Here is what the formula will look like in this particular case:

**=SORTN(A2:C8,3,0,C2:C8,FALSE)**

After using the formula, the outcome should be like this:

Let’s examine what each argument in this example of the formula does:

- The range we want to include in the SORTN formula is A2:C8.
- 3 – This number represents the number of units that we want to display after sorting. Only the top three things should be displayed. Consequently, the answer is 3.
- 0 – The handling of ties is specified by this parameter. Since we’ve set it to 0, a maximum of the first “n” rows will be shown.

The column that was utilized to order the data is designated by the range C2:C8. By using the information beneath the Total Amount column, we may order our data according to the highest price.

## Error Handling with the SORTN Function

These are some of the mistakes you could make while using the SORTN function. And solutions for how to solve them.
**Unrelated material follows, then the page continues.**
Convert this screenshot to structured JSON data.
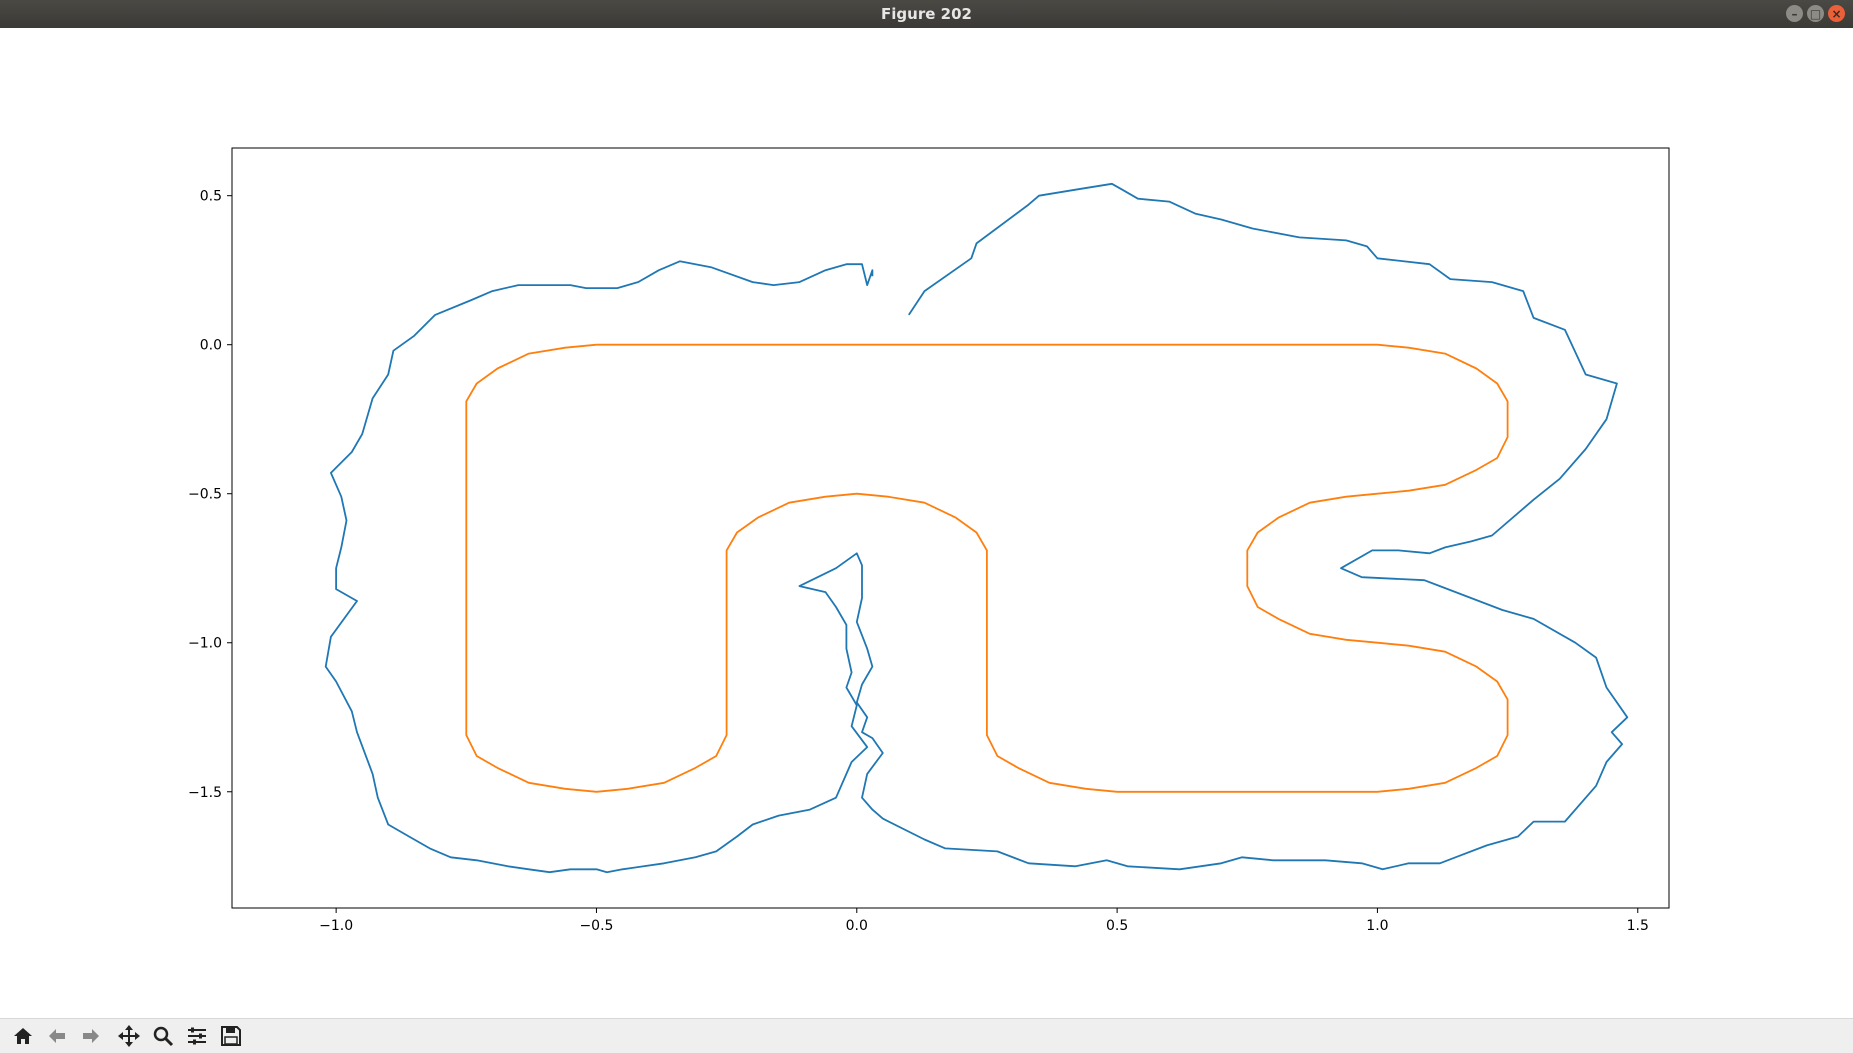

**#REF! –**The message that appears on the screen reads, “Array result was not enlarged because it might overwrite data in…” When the cell doesn’t have enough room to display the data, an error might happen. The output cannot be shown because of either the cells below or the cells to the right. To correct this problem, think about removing the data from the blocking cells or relocating the data to another cell.

Additionally, you could have entered your data into the calculation improperly, resulting in a circular dependency problem.

**#VALUE! –**When the input is not a continuous range of cells, this error is shown. The cell ranges A1:A4 and A6:A9 might contain some data. Consider modifying such that all the data occurs in a single cell range.

Many people work in the banking sector, where they must arrange a lot of data. However, they are not the only users who would gain from this. Many users may find the SORTN Google Sheets tool to be quite beneficial in a variety of circumstances.

Making use of this feature might help you handle data effectively. Data may be sorted by the frequency of appearances with ease using the Google Sheet SORTN function.